BEGIN

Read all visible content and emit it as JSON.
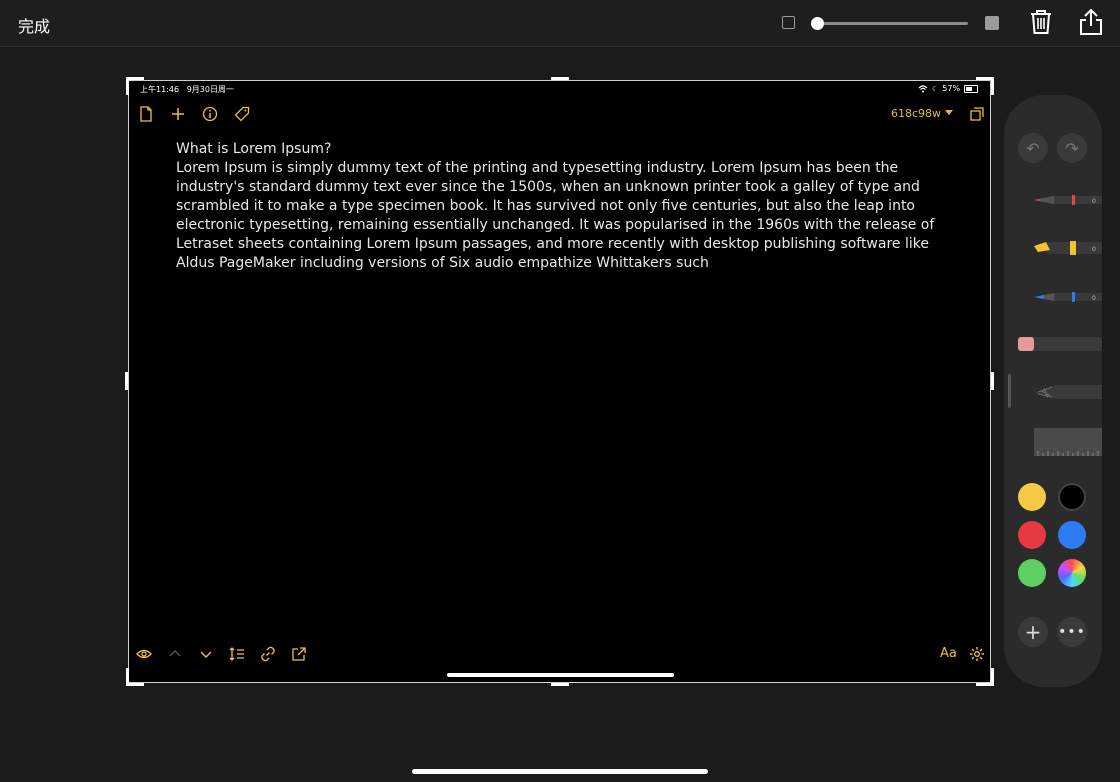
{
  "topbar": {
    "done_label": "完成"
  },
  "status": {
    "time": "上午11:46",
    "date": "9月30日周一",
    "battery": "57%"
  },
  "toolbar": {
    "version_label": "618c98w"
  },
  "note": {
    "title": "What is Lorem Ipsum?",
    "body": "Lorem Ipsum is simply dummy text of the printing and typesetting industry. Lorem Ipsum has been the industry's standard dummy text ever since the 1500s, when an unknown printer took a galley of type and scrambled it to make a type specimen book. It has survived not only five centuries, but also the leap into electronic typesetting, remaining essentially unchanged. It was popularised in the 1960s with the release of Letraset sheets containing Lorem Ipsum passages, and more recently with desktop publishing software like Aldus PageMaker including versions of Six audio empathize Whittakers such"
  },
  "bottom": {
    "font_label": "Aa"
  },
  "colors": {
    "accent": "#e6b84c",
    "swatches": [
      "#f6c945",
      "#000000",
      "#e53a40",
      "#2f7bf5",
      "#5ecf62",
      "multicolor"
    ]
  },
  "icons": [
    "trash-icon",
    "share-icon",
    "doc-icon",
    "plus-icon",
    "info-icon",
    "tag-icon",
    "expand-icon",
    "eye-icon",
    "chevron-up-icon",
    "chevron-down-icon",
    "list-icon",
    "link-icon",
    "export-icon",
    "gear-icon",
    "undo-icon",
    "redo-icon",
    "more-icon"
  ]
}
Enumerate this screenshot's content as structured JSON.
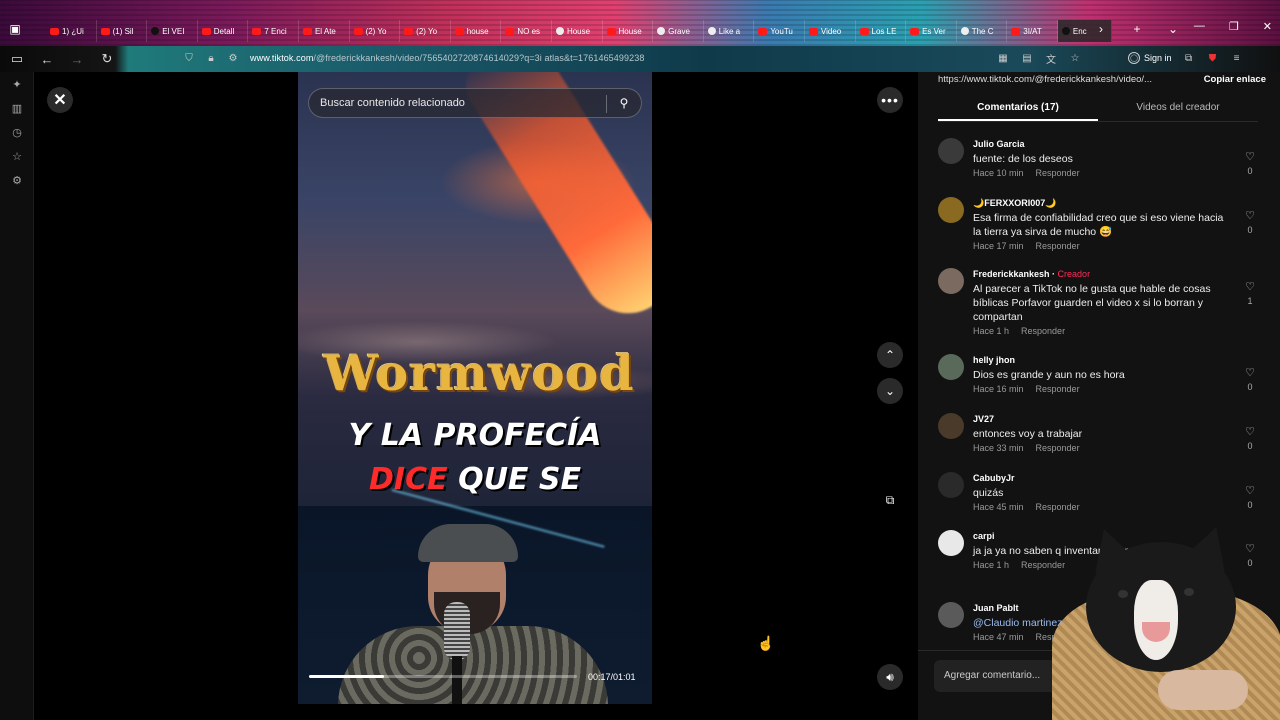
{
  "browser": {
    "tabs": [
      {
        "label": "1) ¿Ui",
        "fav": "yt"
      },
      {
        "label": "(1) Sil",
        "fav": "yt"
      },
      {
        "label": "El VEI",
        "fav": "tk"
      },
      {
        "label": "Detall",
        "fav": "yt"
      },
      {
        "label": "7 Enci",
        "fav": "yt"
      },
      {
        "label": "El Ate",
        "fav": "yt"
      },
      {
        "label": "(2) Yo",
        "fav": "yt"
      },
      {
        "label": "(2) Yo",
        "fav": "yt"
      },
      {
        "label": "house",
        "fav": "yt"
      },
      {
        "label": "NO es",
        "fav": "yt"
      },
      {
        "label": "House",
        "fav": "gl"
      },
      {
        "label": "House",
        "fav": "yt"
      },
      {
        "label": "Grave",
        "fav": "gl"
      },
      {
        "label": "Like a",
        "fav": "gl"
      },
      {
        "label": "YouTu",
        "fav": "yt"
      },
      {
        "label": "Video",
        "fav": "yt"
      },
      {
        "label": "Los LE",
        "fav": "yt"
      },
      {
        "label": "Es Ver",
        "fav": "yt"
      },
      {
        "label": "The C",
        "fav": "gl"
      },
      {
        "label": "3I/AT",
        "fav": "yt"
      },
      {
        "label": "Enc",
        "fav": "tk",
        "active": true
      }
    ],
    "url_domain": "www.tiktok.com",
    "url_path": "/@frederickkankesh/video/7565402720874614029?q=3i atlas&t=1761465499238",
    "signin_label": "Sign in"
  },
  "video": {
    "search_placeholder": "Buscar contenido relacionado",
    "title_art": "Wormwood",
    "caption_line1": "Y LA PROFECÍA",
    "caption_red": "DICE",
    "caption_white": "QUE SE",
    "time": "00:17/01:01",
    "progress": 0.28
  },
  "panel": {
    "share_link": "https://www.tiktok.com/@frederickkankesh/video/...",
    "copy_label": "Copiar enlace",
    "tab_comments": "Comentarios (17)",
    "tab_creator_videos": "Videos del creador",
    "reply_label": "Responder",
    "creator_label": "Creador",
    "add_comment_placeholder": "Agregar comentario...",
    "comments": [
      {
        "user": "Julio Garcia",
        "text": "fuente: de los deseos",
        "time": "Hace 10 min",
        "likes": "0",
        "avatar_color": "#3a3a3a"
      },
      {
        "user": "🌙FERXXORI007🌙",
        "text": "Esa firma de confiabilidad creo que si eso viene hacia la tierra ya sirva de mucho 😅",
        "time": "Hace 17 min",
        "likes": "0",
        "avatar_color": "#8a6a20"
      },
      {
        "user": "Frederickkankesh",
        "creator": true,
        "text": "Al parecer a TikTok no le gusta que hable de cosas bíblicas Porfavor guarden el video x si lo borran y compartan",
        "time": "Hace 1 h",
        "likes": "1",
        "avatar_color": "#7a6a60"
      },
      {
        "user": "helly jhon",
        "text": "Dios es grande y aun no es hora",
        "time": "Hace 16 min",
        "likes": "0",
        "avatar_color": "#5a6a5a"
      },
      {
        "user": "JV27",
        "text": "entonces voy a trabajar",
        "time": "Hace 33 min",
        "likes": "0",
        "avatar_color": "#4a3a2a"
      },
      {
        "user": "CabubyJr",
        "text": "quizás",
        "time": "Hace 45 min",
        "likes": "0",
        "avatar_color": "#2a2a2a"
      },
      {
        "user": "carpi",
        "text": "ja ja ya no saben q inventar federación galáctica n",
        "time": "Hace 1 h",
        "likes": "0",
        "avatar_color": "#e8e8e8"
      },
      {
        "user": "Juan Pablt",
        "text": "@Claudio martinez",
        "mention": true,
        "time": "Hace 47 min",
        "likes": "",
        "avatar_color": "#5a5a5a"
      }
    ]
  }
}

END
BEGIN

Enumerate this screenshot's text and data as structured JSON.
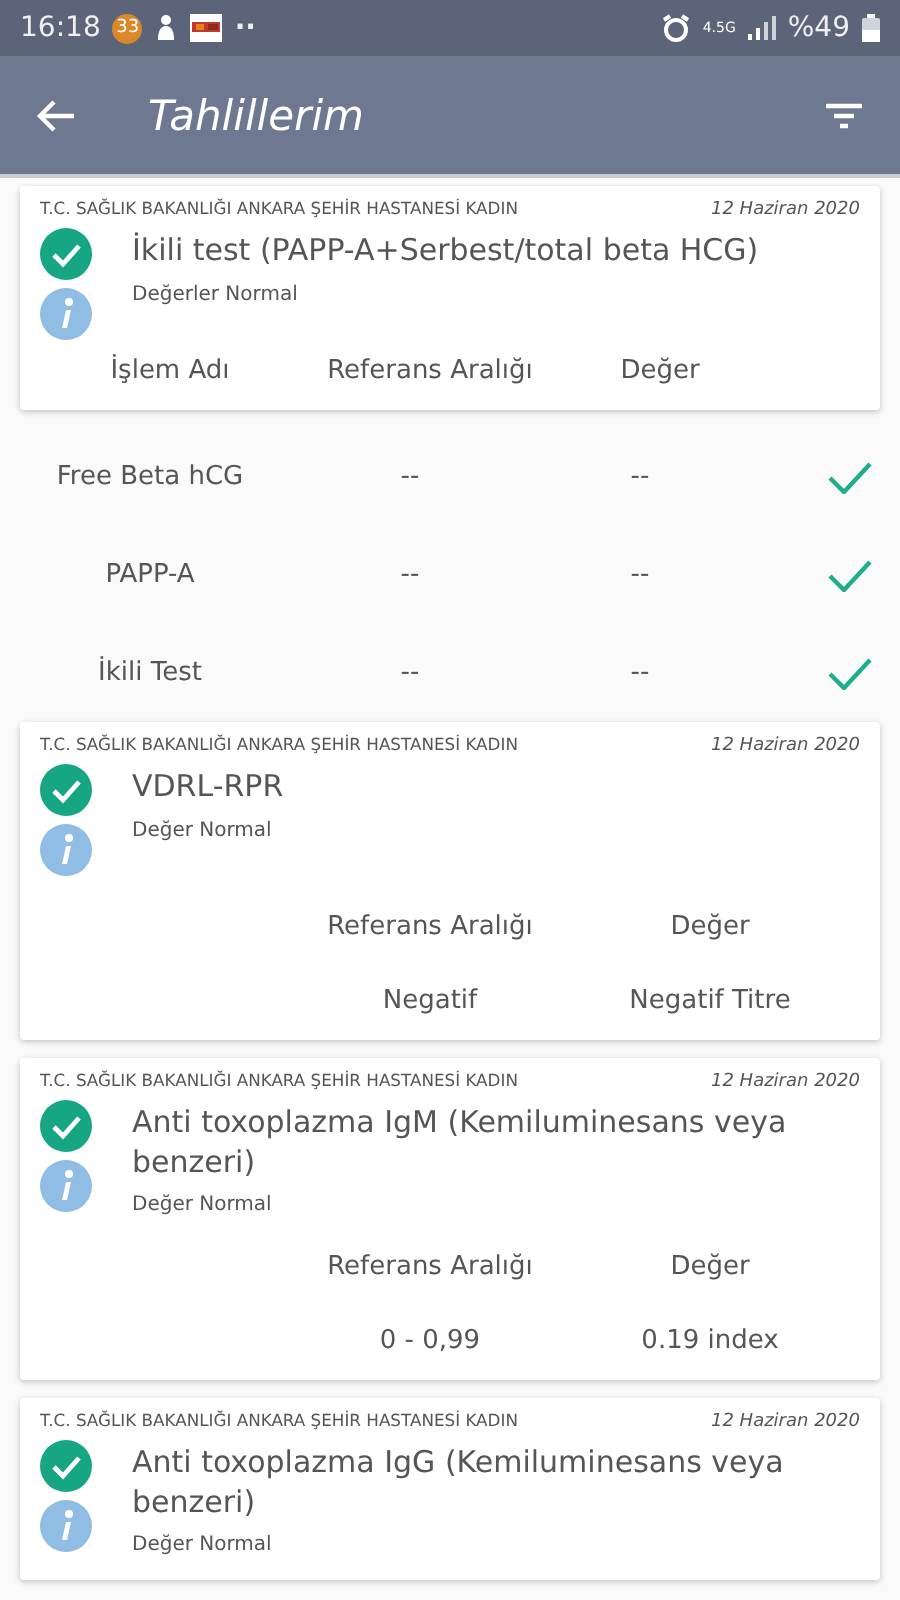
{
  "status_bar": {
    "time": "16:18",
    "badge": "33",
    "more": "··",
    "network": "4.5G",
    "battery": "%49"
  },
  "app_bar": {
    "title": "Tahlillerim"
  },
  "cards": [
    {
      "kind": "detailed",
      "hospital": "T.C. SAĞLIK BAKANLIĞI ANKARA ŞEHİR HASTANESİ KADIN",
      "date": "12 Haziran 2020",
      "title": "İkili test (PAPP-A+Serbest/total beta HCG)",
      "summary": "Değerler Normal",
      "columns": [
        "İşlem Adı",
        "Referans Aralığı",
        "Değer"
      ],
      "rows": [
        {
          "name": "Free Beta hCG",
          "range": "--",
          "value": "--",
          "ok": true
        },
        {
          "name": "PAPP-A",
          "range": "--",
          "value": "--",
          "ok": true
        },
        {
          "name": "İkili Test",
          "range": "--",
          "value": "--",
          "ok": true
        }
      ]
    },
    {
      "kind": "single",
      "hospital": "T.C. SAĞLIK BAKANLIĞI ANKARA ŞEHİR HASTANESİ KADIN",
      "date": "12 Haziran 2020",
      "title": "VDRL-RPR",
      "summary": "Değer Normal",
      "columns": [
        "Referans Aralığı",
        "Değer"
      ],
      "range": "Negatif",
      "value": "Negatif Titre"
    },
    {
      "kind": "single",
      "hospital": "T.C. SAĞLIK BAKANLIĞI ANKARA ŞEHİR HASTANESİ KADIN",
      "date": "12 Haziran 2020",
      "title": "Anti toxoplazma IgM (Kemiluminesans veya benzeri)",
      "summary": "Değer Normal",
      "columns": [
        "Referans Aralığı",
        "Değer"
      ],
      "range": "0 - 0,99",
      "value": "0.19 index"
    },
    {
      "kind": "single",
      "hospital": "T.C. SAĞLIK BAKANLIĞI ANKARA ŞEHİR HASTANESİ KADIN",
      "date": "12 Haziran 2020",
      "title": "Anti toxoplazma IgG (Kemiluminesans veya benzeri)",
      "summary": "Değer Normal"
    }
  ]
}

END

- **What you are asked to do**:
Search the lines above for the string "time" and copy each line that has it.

- **Exercise response**:
    "time": "上午11:46",
    "time": "00:17/01:01",
        "time": "Hace 10 min",
        "time": "Hace 17 min",
        "time": "Hace 1 h",
        "time": "Hace 16 min",
        "time": "Hace 33 min",
        "time": "Hace 45 min",
        "time": "Hace 1 h",
        "time": "Hace 47 min",
    "time": "16:18",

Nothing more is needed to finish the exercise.